She paused almost long enough for me to give a wrong answer, then added helpfully, “Because they are illegal in this country.”
An Uzbekistan customs official, she was rummaging through my wash-bag at the time of the question, her hand turning over its contents and delighting in the feel of a foil sheet containing pills. The last time I checked the small-print listing the side-effects of Paracetamols, however, there was no suggestion they might incidentally act as a fix for insanity.
Just as odd as the question demanded of me was the fact that this customs search was being made not on the entry to Uzbekistan, but on the exit. You’d have thought that if I was mad they’d be glad to get rid of me. But five days in Uzbekistan had been more than enough to learn that, though the Soviets have gone, Soviet-style authoritarianism lives on. This country’s government represses political opposition and exercises its authority with uniform-wearing, camera-spying, gun-toting zealousness.
Progress along main roads in Uzbekistan is obstructed every couple of hours, sometimes more often, by lowered barriers and police checkpoints.
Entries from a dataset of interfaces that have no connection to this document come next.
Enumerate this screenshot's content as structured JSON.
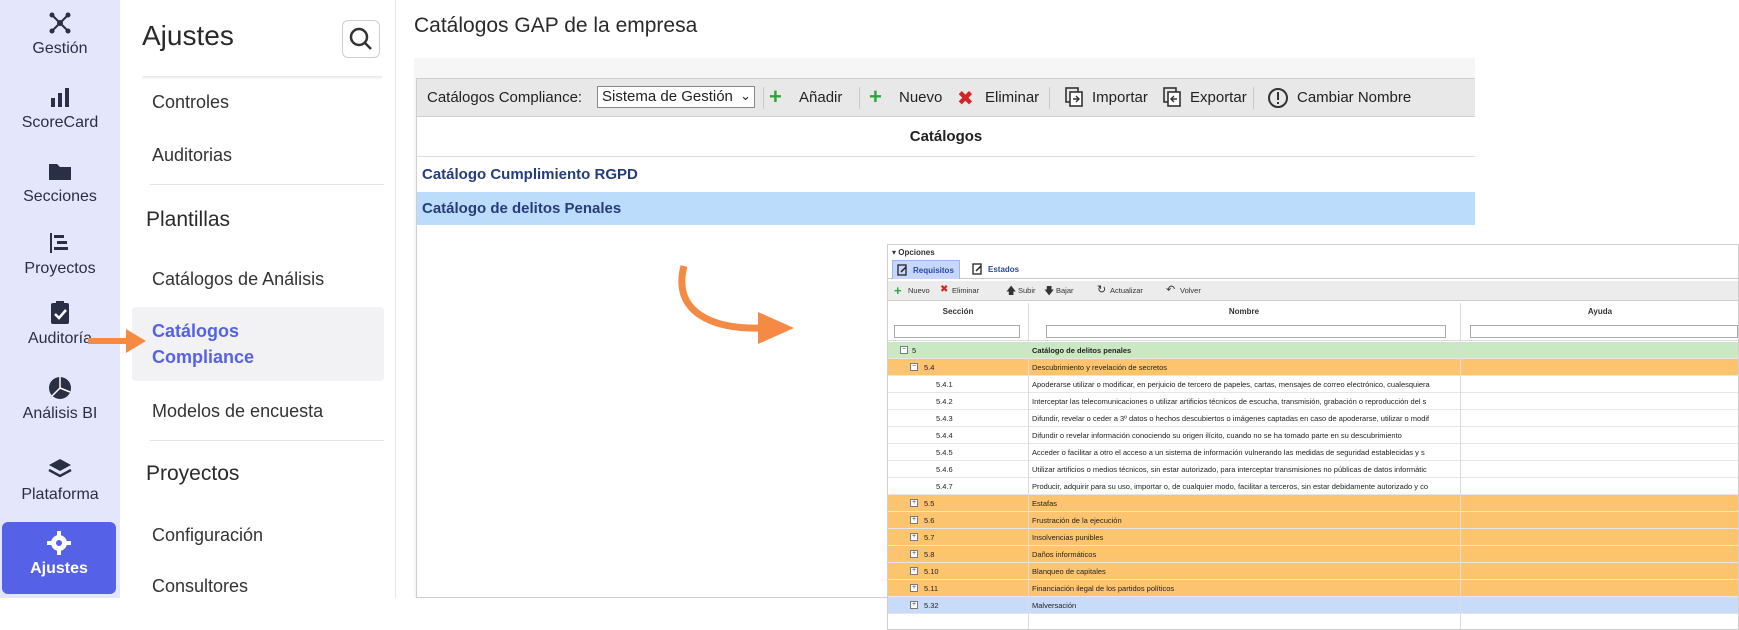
{
  "rail": {
    "items": [
      {
        "label": "Gestión",
        "icon": "network-icon"
      },
      {
        "label": "ScoreCard",
        "icon": "bar-chart-icon"
      },
      {
        "label": "Secciones",
        "icon": "folder-icon"
      },
      {
        "label": "Proyectos",
        "icon": "gantt-icon"
      },
      {
        "label": "Auditoría",
        "icon": "clipboard-check-icon"
      },
      {
        "label": "Análisis BI",
        "icon": "pie-chart-icon"
      },
      {
        "label": "Plataforma",
        "icon": "layers-icon"
      },
      {
        "label": "Ajustes",
        "icon": "gear-icon"
      }
    ]
  },
  "panel": {
    "title": "Ajustes",
    "links": {
      "controles": "Controles",
      "auditorias": "Auditorias",
      "catalogos_analisis": "Catálogos de Análisis",
      "catalogos_compliance_1": "Catálogos",
      "catalogos_compliance_2": "Compliance",
      "modelos_encuesta": "Modelos de encuesta",
      "configuracion": "Configuración",
      "consultores": "Consultores"
    },
    "headings": {
      "plantillas": "Plantillas",
      "proyectos": "Proyectos"
    }
  },
  "main": {
    "title": "Catálogos GAP de la empresa",
    "toolbar": {
      "select_label": "Catálogos Compliance:",
      "select_value": "Sistema de Gestión",
      "add": "Añadir",
      "new": "Nuevo",
      "delete": "Eliminar",
      "import": "Importar",
      "export": "Exportar",
      "rename": "Cambiar Nombre"
    },
    "column_header": "Catálogos",
    "rows": [
      "Catálogo Cumplimiento RGPD",
      "Catálogo de delitos Penales"
    ]
  },
  "overlay": {
    "options_label": "Opciones",
    "tabs": [
      "Requisitos",
      "Estados"
    ],
    "toolbar": {
      "new": "Nuevo",
      "delete": "Eliminar",
      "up": "Subir",
      "down": "Bajar",
      "refresh": "Actualizar",
      "back": "Volver"
    },
    "columns": [
      "Sección",
      "Nombre",
      "Ayuda"
    ],
    "rows": [
      {
        "sec": "5",
        "name": "Catálogo de delitos penales",
        "style": "green",
        "exp": "⊟"
      },
      {
        "sec": "5.4",
        "name": "Descubrimiento y revelación de secretos",
        "style": "orange",
        "exp": "⊟"
      },
      {
        "sec": "5.4.1",
        "name": "Apoderarse utilizar o modificar, en perjuicio de tercero de papeles, cartas, mensajes de correo electrónico, cualesquiera",
        "style": "",
        "exp": ""
      },
      {
        "sec": "5.4.2",
        "name": "Interceptar las telecomunicaciones o utilizar artificios técnicos de escucha, transmisión, grabación o reproducción del s",
        "style": "",
        "exp": ""
      },
      {
        "sec": "5.4.3",
        "name": "Difundir, revelar o ceder a 3º datos o hechos descubiertos o imágenes captadas en caso de apoderarse, utilizar o modif",
        "style": "",
        "exp": ""
      },
      {
        "sec": "5.4.4",
        "name": "Difundir o revelar información conociendo su origen ilícito, cuando no se ha tomado parte en su descubrimiento",
        "style": "",
        "exp": ""
      },
      {
        "sec": "5.4.5",
        "name": "Acceder o facilitar a otro el acceso a un sistema de información vulnerando las medidas de seguridad establecidas y s",
        "style": "",
        "exp": ""
      },
      {
        "sec": "5.4.6",
        "name": "Utilizar artificios o medios técnicos, sin estar autorizado, para interceptar transmisiones no públicas de datos informátic",
        "style": "",
        "exp": ""
      },
      {
        "sec": "5.4.7",
        "name": "Producir, adquirir para su uso, importar o, de cualquier modo, facilitar a terceros, sin estar debidamente autorizado y co",
        "style": "",
        "exp": ""
      },
      {
        "sec": "5.5",
        "name": "Estafas",
        "style": "orange",
        "exp": "⊞"
      },
      {
        "sec": "5.6",
        "name": "Frustración de la ejecución",
        "style": "orange",
        "exp": "⊞"
      },
      {
        "sec": "5.7",
        "name": "Insolvencias punibles",
        "style": "orange",
        "exp": "⊞"
      },
      {
        "sec": "5.8",
        "name": "Daños informáticos",
        "style": "orange",
        "exp": "⊞"
      },
      {
        "sec": "5.10",
        "name": "Blanqueo de capitales",
        "style": "orange",
        "exp": "⊞"
      },
      {
        "sec": "5.11",
        "name": "Financiación ilegal de los partidos políticos",
        "style": "orange",
        "exp": "⊞"
      },
      {
        "sec": "5.32",
        "name": "Malversación",
        "style": "blue",
        "exp": "⊞"
      }
    ]
  },
  "colors": {
    "rail_bg": "#e4e6fb",
    "accent": "#5562e8",
    "selected_row": "#bcdcfb",
    "orange_row": "#fdc470",
    "green_row": "#c9e8c3",
    "arrow": "#f58a45"
  }
}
At the smaller of these, operated from modest sentries’ boxes, policemen merely looked at us, curious about our seven vehicles’ foreign number plates, before waving us on. At the larger checkpoints, whose buildings shade beneath vaulted concrete roofs similar in appearance to motorway tollbooths, officials demanded to see passports and vehicle documents and questioned where we were going and why. The expedition’s unflappable Russian/Uzbek-speaker, Arthur Sebazungu (a German national whose mother is from Russia and father from Rwanda), smoothed the way with officials by explaining the purpose of our journey and its unlikely destination.
At one check, entering a mountain pass close to the Kyrgyzstan border and patrolled by the army, a policeman already had on his desk a document listing our seven vehicles’ registration numbers, our names, and our passport numbers. The State knew where we had been and where we were supposed to be going. We were watched from a few yards away by a group of baby-faced soldiers in camouflage uniforms with Kalashnikovs strapped diagonally across their chests. The only audible response from one, when we issued a friendly greeting, was the hard metallic click of his gun being cocked.
At another check, on the outskirts of Uzbekistan’s capital city Tashkent, we were instructed to switch-off engines and stand by our vehicles while our documents were taken away from us. A policeman wearing a bullet-proof vest and carrying an automatic weapon hovered behind us, accompanied by a solid ox of a man in black trousers, black T-shirt and black shades hiding the work of his eyes. This is a country with a busy Secret Service.
The people in Uzbekistan not dressed in uniforms couldn’t be more different. Everywhere we met Uzbeks – at the roadsides, in a big fruit and vegetable market, in a silk factory, in small shops, in the labyrinthine streets of the walled cities of Khiva and Bukhara on the old Silk Road – they were warm and friendly and eager to talk.
To be fair to the customs official who had questioned my mental state, it quickly became apparent that she asked daftly offensive questions only because she had to, not because she believed in their worth. When she demanded to look at photographic images stored on mobile phones and laptops, a request anyone from a western democracy would rightly consider an unacceptable intrusion of privacy, what she was really searching for was a more complete personal picture of the western way of life. As the members of our expedition team passed one-by-one through this customs exit post, we revealed pictures of the sort of homes and cars and holiday destinations that people in this part of the world can only dream of.
When finally permitted to leave Uzbekistan, I carried with me in my head through customs two lasting impressions: the charming Arabic character of the ancient walled cities of Khiva and Bukhara, and the fact that authoritarian regimes operating in the interests of the people in government, and not the people they govern, tarnish their nations with a reputation for hostility that their people don’t deserve.